Steering is nice and light, too, especially at lower speeds. So parking or navigating low-speed traffic is a breeze. With the adjustable dampers set to their “Comfort” mode, the Honda Civic Type R offers up an even smoother rough-road ride than the Civic Coupe Touring I drove earlier this year.
If you’re worried that the Type R might be too hardcore for use as a daily driver, don’t.
And despite a cabin that looks like it is a fire extinguisher away from fully race-prepped, you get plenty of storage for smaller items, lots features, and even a set of USB cable pass-throughs to reduce cord clutter. There’s plenty of added flair, including a metal shift knob and serialized number plaque, but all of the best attributes of the new-generation Civic’s cabin are fully intact.
And the Performance?
Think of performance in the literal sense of the word, and you start to understand the Civic Type R even better. A performance is a show. A spectacle. An arrangement of sounds and sights and sensations designed to create a memorable experience. And, in that regard, the Type R puts on a hell of a show.
The engine is beautiful. It provides drivers with 7,000 revs to play with, and the turbocharger stays on strong, right to the redline, never running out of breath. The result, opened up, is a powerplant that combines both robust torque throughout the entire rev range, and also revs to the moon.
Note that it’s a quiet performer, relatively speaking. Enthusiasts may wish to budget for an exhaust system upgrade, but those after quiet power will like the setup. The engine is barely audible during cruising or light throttle, and at full throttle and high revs, it’s loud, but not excessively.
Too bad about the exhaust note though. Most of the time, Type R is no more exciting to listen to than a Shop-Vac.

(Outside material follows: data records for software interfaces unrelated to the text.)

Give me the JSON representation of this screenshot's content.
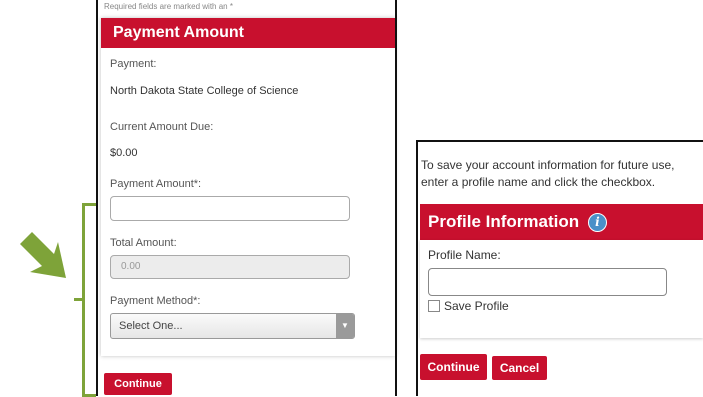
{
  "payment_form": {
    "required_note": "Required fields are marked with an *",
    "header": "Payment Amount",
    "payment_label": "Payment:",
    "payment_value": "North Dakota State College of Science",
    "current_due_label": "Current Amount Due:",
    "current_due_value": "$0.00",
    "payment_amount_label": "Payment Amount*:",
    "payment_amount_value": "",
    "total_amount_label": "Total Amount:",
    "total_amount_value": "0.00",
    "payment_method_label": "Payment Method*:",
    "payment_method_selected": "Select One...",
    "continue_label": "Continue"
  },
  "profile_form": {
    "instructions": "To save your account information for future use, enter a profile name and click the checkbox.",
    "header": "Profile Information",
    "info_icon": "i",
    "profile_name_label": "Profile Name:",
    "profile_name_value": "",
    "save_profile_label": "Save Profile",
    "continue_label": "Continue",
    "cancel_label": "Cancel"
  },
  "colors": {
    "brand_red": "#c8102e",
    "annotation_green": "#7ea339",
    "info_blue": "#4a90c8"
  },
  "icons": {
    "arrow_left": "green-arrow-icon",
    "arrow_right": "green-arrow-icon",
    "info": "info-icon",
    "select_caret": "chevron-down-icon"
  }
}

The big Brembo brakes offer a familiar feel. They are a bit numb and imprecise when used gently, but with precision building the harder they’re worked. These brakes feel best when they’re operated severely.
And the handling? Wowsers. Tip the drive toggle selector into the most aggressive “+R” mode, and it feels like the dampers and steering rack are both replaced by concrete. Dialed in this way, drivers direct the Type R with tiny but very heavy and deliberate steering inputs.
Drive the pants off of it, and it’s all about playful confidence. I’m not sure I’ve ever driven a front-wheel drive car that was this frisky. And don’t worry, the Honda Civic Type R is front drive, but on dry, warm pavement, you don’t really need AWD anyways. It’s that good. Torque steer? Forget about it. All said, this thing has some seriously authentic performance moves.
Comments and Complaints
Gripes, keeping context in mind, were minimal. Usually in a performance car you wish for a more comfortable ride, more room and an easier drive. That’s not the case here. Still, I wish the central command screen looked a bit more modern and colorful. And when’s opened up I wish the sound matched the way the Type R looks.
My biggest gripe? The ridiculous rear spoiler. It looks silly, and what’s worse, it makes the rear liftgate feel like it weighs 406 pounds when you open it.
Ultimately, if you’re considering the Honda Civic Type R, you should probably go for it. It’s considerably less hardcore and compromised than it looks, but every bit as entertaining. Pricing from the low forties.